U.S. senators restated fears over the strategy for Iran talks, as a congressional sanctions push gradually has lost momentum, the Wall Street Journal reports.
Senate Foreign Relations Committee members on Tuesday said risks would be significant if upcoming multilateral talks do not resolve suspicions that Iran is nurturing a latent nuclear-arms capacity through its ostensibly peaceful atomic-energy activities.
High-level staffers said the Senate’s leadership has faced fewer calls in the last several weeks to permit floor consideration of possible new sanctions against Iran. Meanwhile, Tehran is set this month to begin negotiations with the five permanent U.N. Security Council member nations and Germany on a potential long-term nuclear deal.
In an effort to spur the talks along, the “P-5+1” nations agreed in November to relax certain economic restrictions against the Middle Eastern nation in return for limits on some of its nuclear efforts.
Panel Chairman Robert Menendez (D-N.J.), a proponent of additional economic steps, said he is “convinced that we should only relieve pressure on Iran in return for verifiable concessions that will fundamentally dismantle Iran’s nuclear program.”
The Obama administration’s senior Iran negotiator, though, continued to insist that fresh sanctions could derail the negotiations.
“It is crucial we give diplomacy a chance to succeed,” Under Secretary of State Wendy Sherman said.
The senior diplomat added that a possible Russian-Iranian petroleum barter plan does not appear likely to move forward for the time being, Reuters reported.
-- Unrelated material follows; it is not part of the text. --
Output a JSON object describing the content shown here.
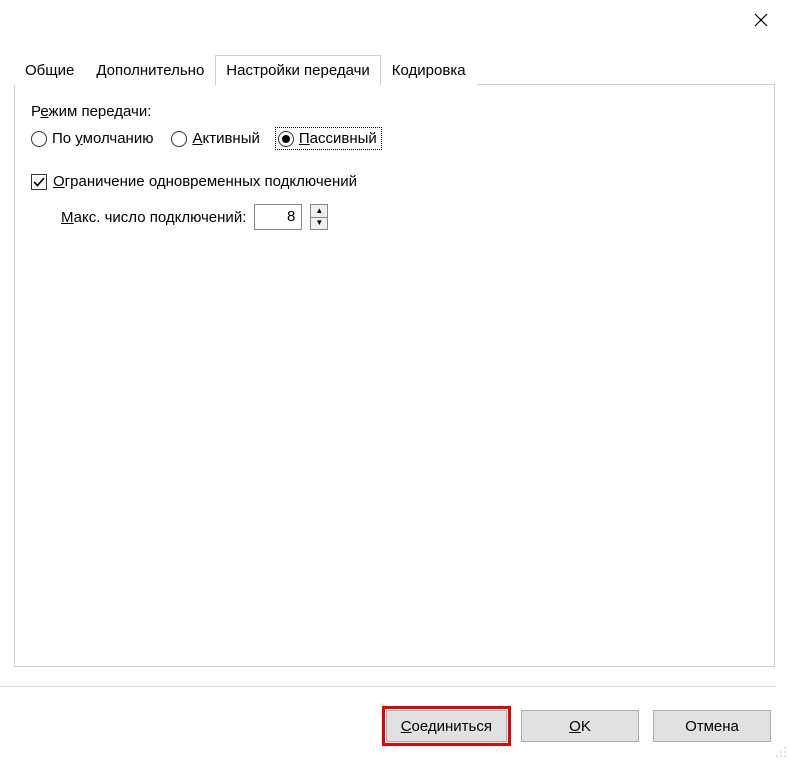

The arrangement might have provided $1.5 billion in new monthly income to Iran.
“We are very crystal clear that anything like such an agreement between Russia and Iran might have potential sanctionable action and would likely create tremendous risk within the P-5+1, which would make coming to a comprehensive agreement all the more difficult if not impossible,” Sherman told the committee.
At the same time, Obama officials said they are routinely talking with Turkish counterparts about a separate barter arrangement that has allowed Iran access to as much as $100 billion in petroleum revenues by circumventing economic penalties already in force, the Journal reported.
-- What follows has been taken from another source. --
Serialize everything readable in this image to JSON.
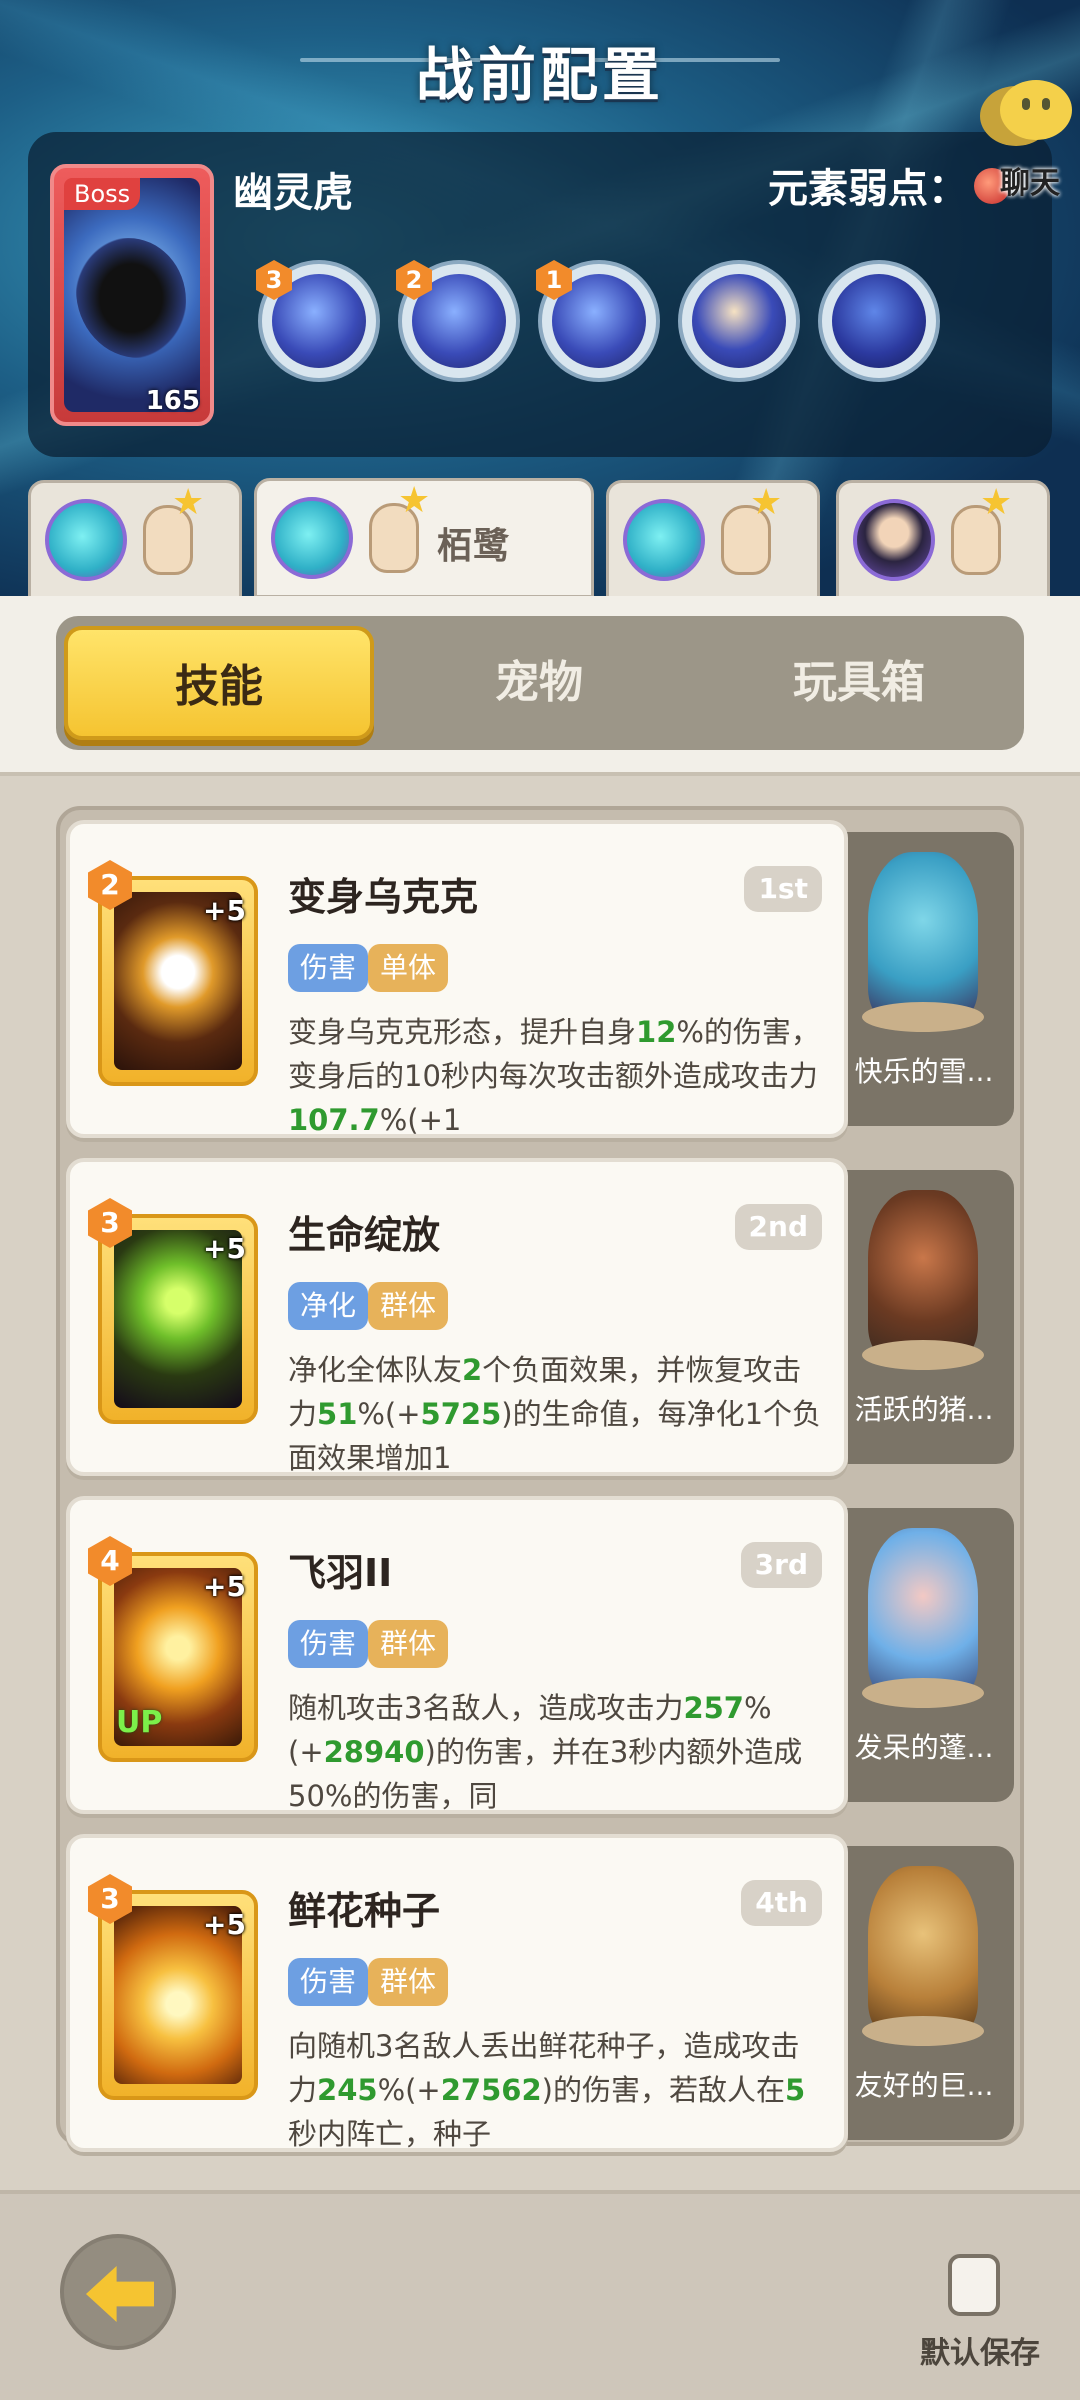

What We're Following See More »
"Members of the Congressional Black Caucus are reviving calls to remove Confederate statues from the Capitol following the violence at a white nationalist rally in Virginia." Rep. Cedric Richmond, the group's chair, told ABC News that "we will never solve America's race problem if we continue to honor traitors who fought against the United States." And Mississippi Rep. Bennie Thompson said, “Confederate memorabilia have no place in this country and especially not in the United States Capitol." But a CBC spokesperson said no formal legislative effort is afoot.
"Confederate statues in Baltimore were removed from their bases overnight, as crews using heavy machinery loaded them onto flat bed trucks and hauled them away, an end to more than a year of indecision surrounding what to do with the memorials. The action comes after Baltimore City Council approved a plan Monday night to remove four statues linked to the Confederacy from public spaces in the city."